• Exercise requirements:
Read the records below and copy each line that contains "icon".

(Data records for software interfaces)
☆ ☆ ☆

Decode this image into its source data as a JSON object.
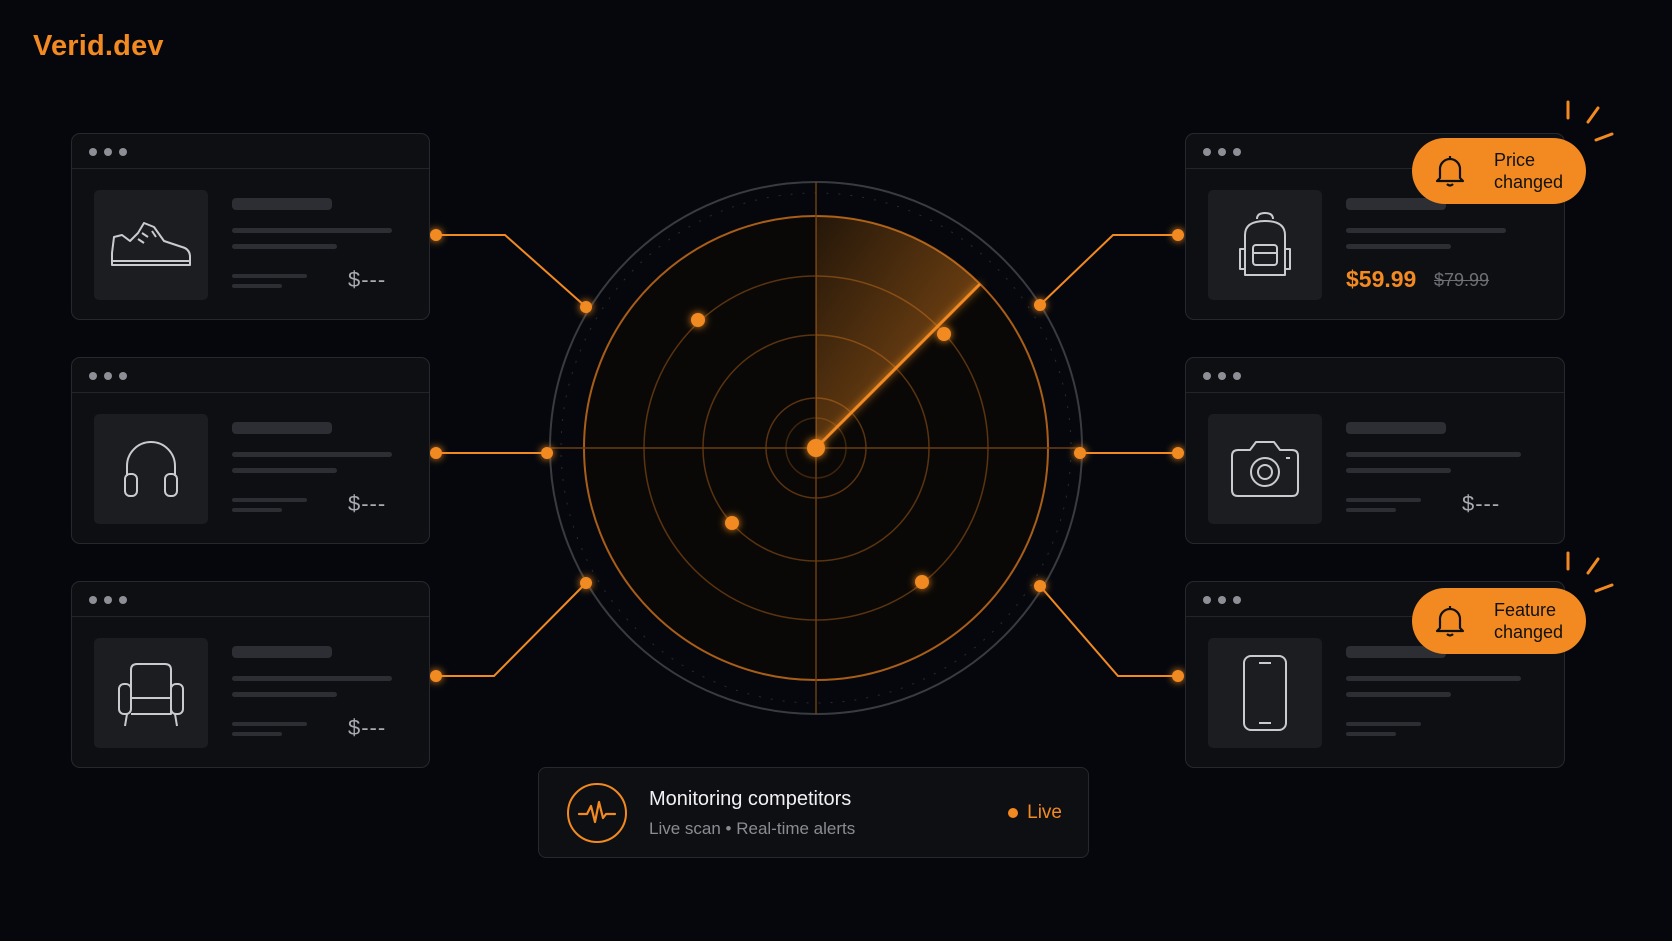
{
  "brand": {
    "name": "Verid.dev"
  },
  "colors": {
    "accent": "#f28a21",
    "background": "#05070d",
    "card": "#0e0f13"
  },
  "left_cards": [
    {
      "icon": "sneaker-icon",
      "price": "$---"
    },
    {
      "icon": "headphones-icon",
      "price": "$---"
    },
    {
      "icon": "armchair-icon",
      "price": "$---"
    }
  ],
  "right_cards": [
    {
      "icon": "backpack-icon",
      "price_new": "$59.99",
      "price_old": "$79.99",
      "badge": {
        "icon": "bell-icon",
        "line1": "Price",
        "line2": "changed"
      }
    },
    {
      "icon": "camera-icon",
      "price": "$---"
    },
    {
      "icon": "smartphone-icon",
      "badge": {
        "icon": "bell-icon",
        "line1": "Feature",
        "line2": "changed"
      }
    }
  ],
  "radar": {
    "icon": "radar-sweep"
  },
  "status": {
    "icon": "heartbeat-icon",
    "title": "Monitoring competitors",
    "subtitle": "Live scan • Real-time alerts",
    "live_label": "Live"
  }
}
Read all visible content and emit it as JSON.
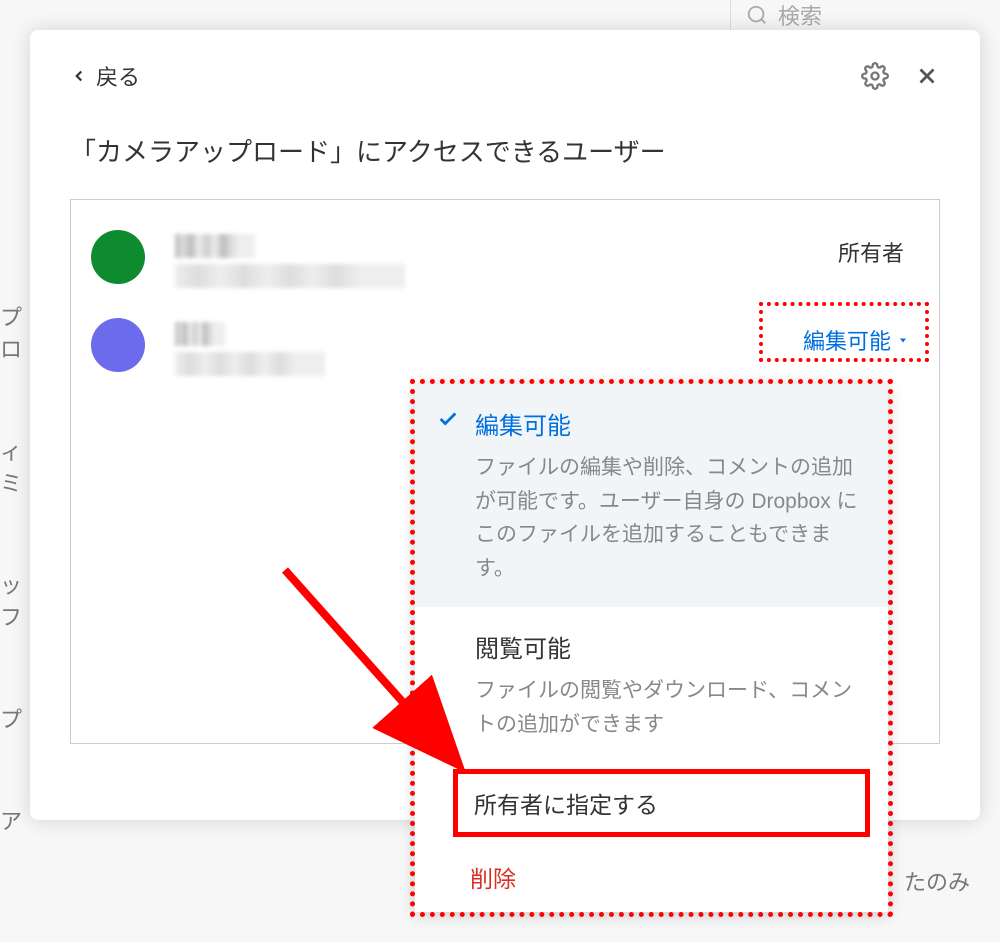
{
  "background": {
    "search_placeholder": "検索",
    "bottom_text": "たのみ"
  },
  "modal": {
    "back_label": "戻る",
    "title": "「カメラアップロード」にアクセスできるユーザー"
  },
  "users": [
    {
      "avatar_color": "green",
      "role_label": "所有者",
      "role_type": "static"
    },
    {
      "avatar_color": "purple",
      "role_label": "編集可能",
      "role_type": "dropdown"
    }
  ],
  "dropdown": {
    "items": [
      {
        "title": "編集可能",
        "description": "ファイルの編集や削除、コメントの追加が可能です。ユーザー自身の Dropbox にこのファイルを追加することもできます。",
        "selected": true
      },
      {
        "title": "閲覧可能",
        "description": "ファイルの閲覧やダウンロード、コメントの追加ができます",
        "selected": false
      }
    ],
    "actions": {
      "make_owner": "所有者に指定する",
      "remove": "削除"
    }
  },
  "colors": {
    "link_blue": "#0070e0",
    "annotation_red": "#ff0000",
    "danger_red": "#d93025",
    "avatar_green": "#0f8b2f",
    "avatar_purple": "#6b6bec"
  }
}
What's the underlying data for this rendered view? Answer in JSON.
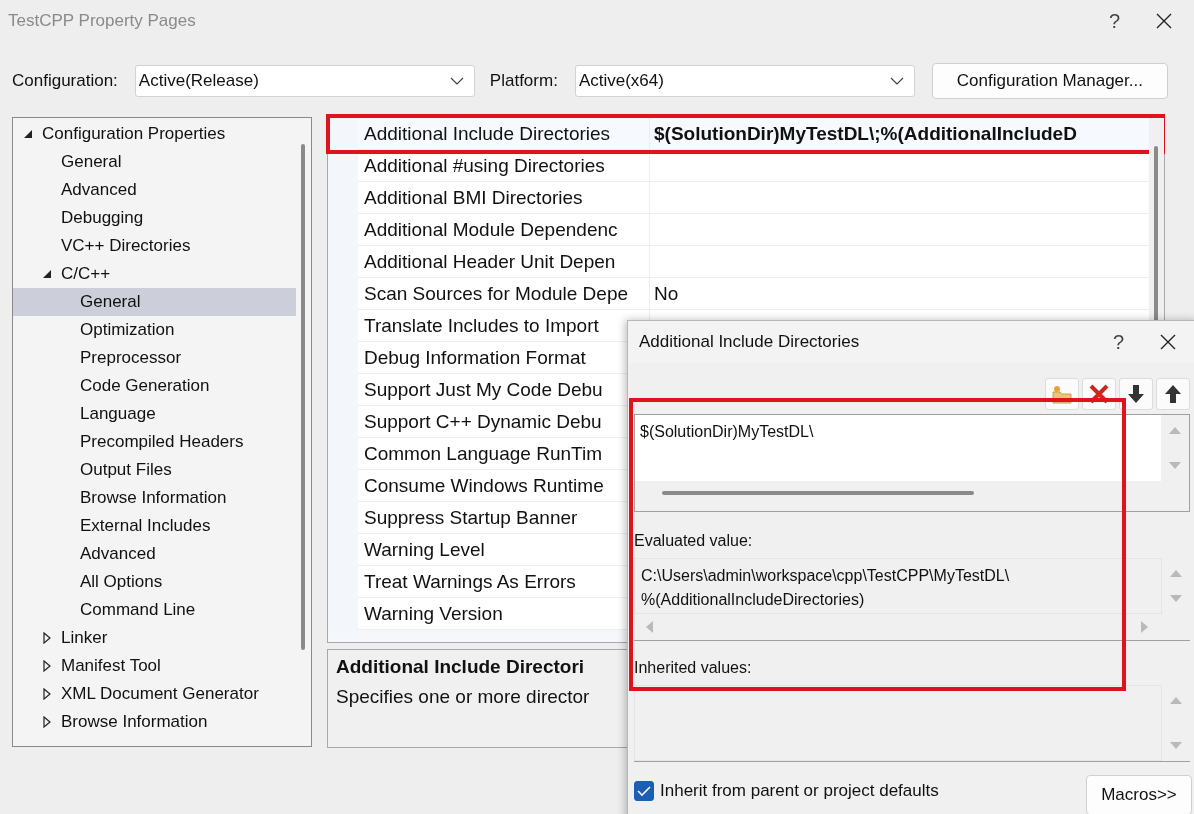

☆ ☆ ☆

• Written response:
      "icon": "sneaker-icon",
      "icon": "headphones-icon",
      "icon": "armchair-icon",
      "icon": "backpack-icon",
        "icon": "bell-icon",
      "icon": "camera-icon",
      "icon": "smartphone-icon",
        "icon": "bell-icon",
    "icon": "radar-sweep"
    "icon": "heartbeat-icon",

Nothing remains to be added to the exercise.